See it in Search
This page is a preview of the following resource. Continue onto eagle-i search using the button on the right to see the full record.

COBE® 2991 cell processor

eagle-i ID


Resource Type

  1. Cell separator

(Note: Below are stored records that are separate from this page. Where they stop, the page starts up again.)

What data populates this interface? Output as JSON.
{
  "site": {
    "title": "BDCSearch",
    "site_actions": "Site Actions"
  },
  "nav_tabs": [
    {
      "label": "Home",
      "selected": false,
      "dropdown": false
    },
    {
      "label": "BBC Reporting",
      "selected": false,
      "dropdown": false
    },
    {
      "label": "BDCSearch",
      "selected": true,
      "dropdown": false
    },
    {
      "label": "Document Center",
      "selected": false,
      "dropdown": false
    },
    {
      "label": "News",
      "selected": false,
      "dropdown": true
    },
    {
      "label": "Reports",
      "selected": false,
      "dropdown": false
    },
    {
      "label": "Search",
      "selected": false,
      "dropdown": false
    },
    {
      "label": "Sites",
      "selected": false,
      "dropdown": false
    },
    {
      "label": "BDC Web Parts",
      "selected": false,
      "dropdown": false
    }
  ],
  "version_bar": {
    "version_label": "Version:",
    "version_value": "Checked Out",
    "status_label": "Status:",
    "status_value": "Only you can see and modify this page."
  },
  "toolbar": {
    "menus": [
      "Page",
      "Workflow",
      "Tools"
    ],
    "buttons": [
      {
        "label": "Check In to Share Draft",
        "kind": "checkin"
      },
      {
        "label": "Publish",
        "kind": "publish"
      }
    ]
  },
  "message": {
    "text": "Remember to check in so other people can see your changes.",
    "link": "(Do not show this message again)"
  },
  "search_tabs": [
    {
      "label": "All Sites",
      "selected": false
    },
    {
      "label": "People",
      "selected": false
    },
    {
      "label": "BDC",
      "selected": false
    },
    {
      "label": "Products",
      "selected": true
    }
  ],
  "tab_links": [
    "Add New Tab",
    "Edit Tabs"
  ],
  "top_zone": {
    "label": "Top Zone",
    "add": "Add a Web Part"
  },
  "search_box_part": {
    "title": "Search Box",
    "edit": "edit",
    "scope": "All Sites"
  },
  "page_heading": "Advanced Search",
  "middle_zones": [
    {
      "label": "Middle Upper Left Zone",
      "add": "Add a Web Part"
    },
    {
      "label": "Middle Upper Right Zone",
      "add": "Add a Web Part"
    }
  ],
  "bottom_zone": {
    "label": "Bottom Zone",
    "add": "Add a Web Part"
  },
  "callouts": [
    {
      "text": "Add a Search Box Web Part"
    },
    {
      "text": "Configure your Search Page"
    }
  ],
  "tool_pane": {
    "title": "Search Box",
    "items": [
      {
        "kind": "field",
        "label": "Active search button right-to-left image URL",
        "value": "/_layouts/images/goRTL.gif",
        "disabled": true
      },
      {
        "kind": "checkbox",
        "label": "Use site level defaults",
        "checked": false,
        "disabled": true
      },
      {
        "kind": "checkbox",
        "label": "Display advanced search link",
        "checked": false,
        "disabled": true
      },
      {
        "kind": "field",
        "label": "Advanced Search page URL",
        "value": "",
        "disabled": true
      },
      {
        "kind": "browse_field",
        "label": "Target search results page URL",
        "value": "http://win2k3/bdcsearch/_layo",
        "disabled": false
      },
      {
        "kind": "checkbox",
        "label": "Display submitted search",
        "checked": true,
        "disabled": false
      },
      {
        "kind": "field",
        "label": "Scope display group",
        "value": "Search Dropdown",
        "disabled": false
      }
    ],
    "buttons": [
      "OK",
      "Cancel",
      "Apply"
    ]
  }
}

  1. Resource Description
    "The COBE 2991 Cell Processor provides operational reliability using automation for control and consistency: • Variable spin times and speeds allow separation of components through centrifugation • The agitate mode washes desired cell components with a choice of solutions • Fluids or cells are expressed by the action of hydraulic fluid against a flexible membrane <b>A reliable laboratory tool, the COBE 2991 Cell Processor includes:</b> • Centrifuge unit with a flexible diaphragm • Hydraulic system • Operator panel with program board • 5 pinch valves • Red cell detector • Secondary control panel • Centrifuge cover interlock latch system <b>Achieving results through automation:</b> Automated cell processing with the COBE 2991 Cell Processor provides a high level of control for reproducible results: • Three operations per cycle (start/spin, supernatant-out, agitate/wash-in) • Precise programming of variable spin times adds automated accuracy and time-savings • Programmable memory stores up to 10 protocols, with the ability to make changes during procedures for increased flexibility • Three stop options: call the operator, or end the packed cells and re-suspended options <b>Separating with centrifugal technology:</b> • Separation of product components based on specific gravities • Removal and/or collection of desired fraction • Addition and agitation of wash solutions to remove unwanted cells, debris and fluids"
  2. Manufacturer
    Terumo BCT, Inc.
  3. Website(s)
  4. Location
    Clinical Cell and Vaccine Production Facility (Penn)
Provenance Metadata About This Resource Record
  1. workflow state
  2. contributor
  3. created
  4. creator
  5. modified
Copyright © 2016 by the President and Fellows of Harvard College
The eagle-i Consortium is supported by NIH Grant #5U24RR029825-02 / Copyright 2016